The final samples collected from the artillery impact area were associated
with a 155-mm round that had undergone a low-order detonation (Figure 20).
This round was broken open and partially filled with the unexploded main
charge. Analysis of the soil just below this round revealed a 2,4,6TNT
concentration of 15,100,000 :g kg-1, or 1.5 percent (Table 8). This was four
orders of magnitude higher than any samples associated with craters formed from
high-order detonations. This sample also contained high concentrations of
4ADNT and 2ADNT, 110,000 and 102,000 :g kg-1, respectively; moderately
high concentrations of 2,4DNT and 1,3,5TNT; and detectable concentrations of
other isomers of DNT and 1,3DNB. The main charge remaining in the broken
round was also sampled and analyzed. It contained 99.96 percent TNT with a
small percentage of the manufacturing impurity, 2,4DNT (0.04 percent). High
concentrations of TNT, its associated impurities, and transformation products
were found in surrounding surface soils. Figure 21 shows a chromatogram for the
extract of a soil sample collected 15 cm west of the round. Samples of soil
collected at depths of 5 and 10 cm below this round also had very high 2,4,6TNT
concentrations, 710,000 and 46,300 :g kg-1, respectively.
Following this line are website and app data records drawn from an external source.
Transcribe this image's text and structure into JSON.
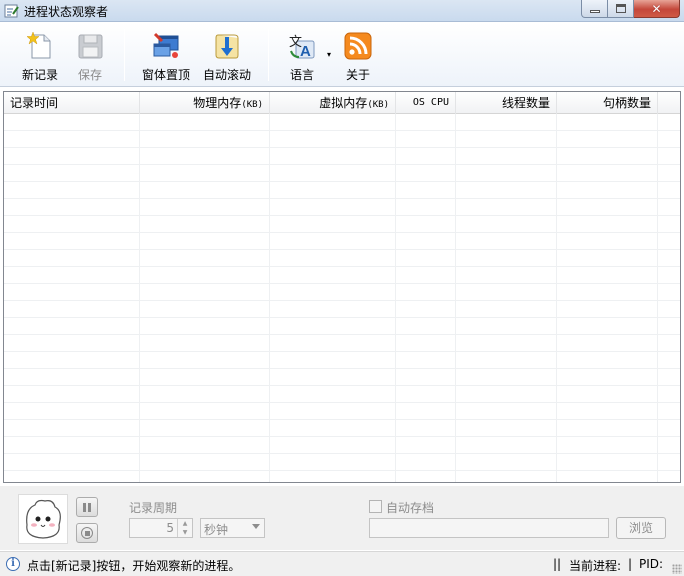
{
  "window": {
    "title": "进程状态观察者",
    "icon": "app-icon",
    "min_icon": "minimize-icon",
    "max_icon": "maximize-icon",
    "close_icon": "close-icon"
  },
  "toolbar": {
    "new_record": "新记录",
    "save": "保存",
    "topmost": "窗体置顶",
    "autoscroll": "自动滚动",
    "language": "语言",
    "about": "关于",
    "dropdown_arrow": "▾"
  },
  "list": {
    "columns": [
      {
        "label": "记录时间"
      },
      {
        "label": "物理内存",
        "unit": "(KB)"
      },
      {
        "label": "虚拟内存",
        "unit": "(KB)"
      },
      {
        "label": "OS CPU"
      },
      {
        "label": "线程数量"
      },
      {
        "label": "句柄数量"
      }
    ]
  },
  "controls": {
    "period_label": "记录周期",
    "period_value": "5",
    "period_unit": "秒钟",
    "autosave_label": "自动存档",
    "path_value": "",
    "browse": "浏览"
  },
  "status": {
    "message": "点击[新记录]按钮，开始观察新的进程。",
    "sep": "||",
    "current_process": "当前进程:",
    "bar": "|",
    "pid": "PID:"
  }
}
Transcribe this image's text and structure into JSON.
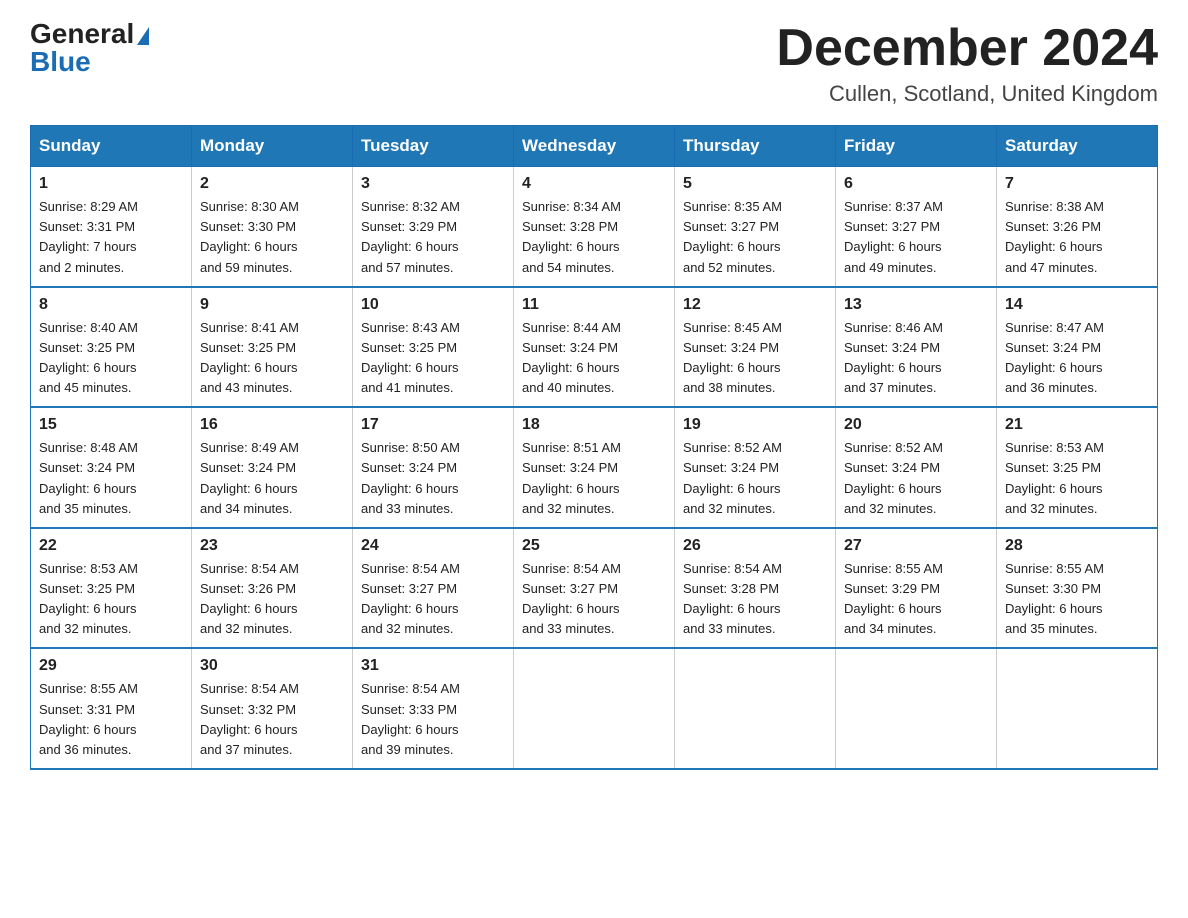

The 5-cm sample had
even higher concentrations of 4ADNT and 2ADNT than the surface soil.
Concentrations of 2,4,6TNT, 4ADNT, and 2ADNT were still moderately high in
the soils collected at a distance of 15 cm on three sides of this low-order round.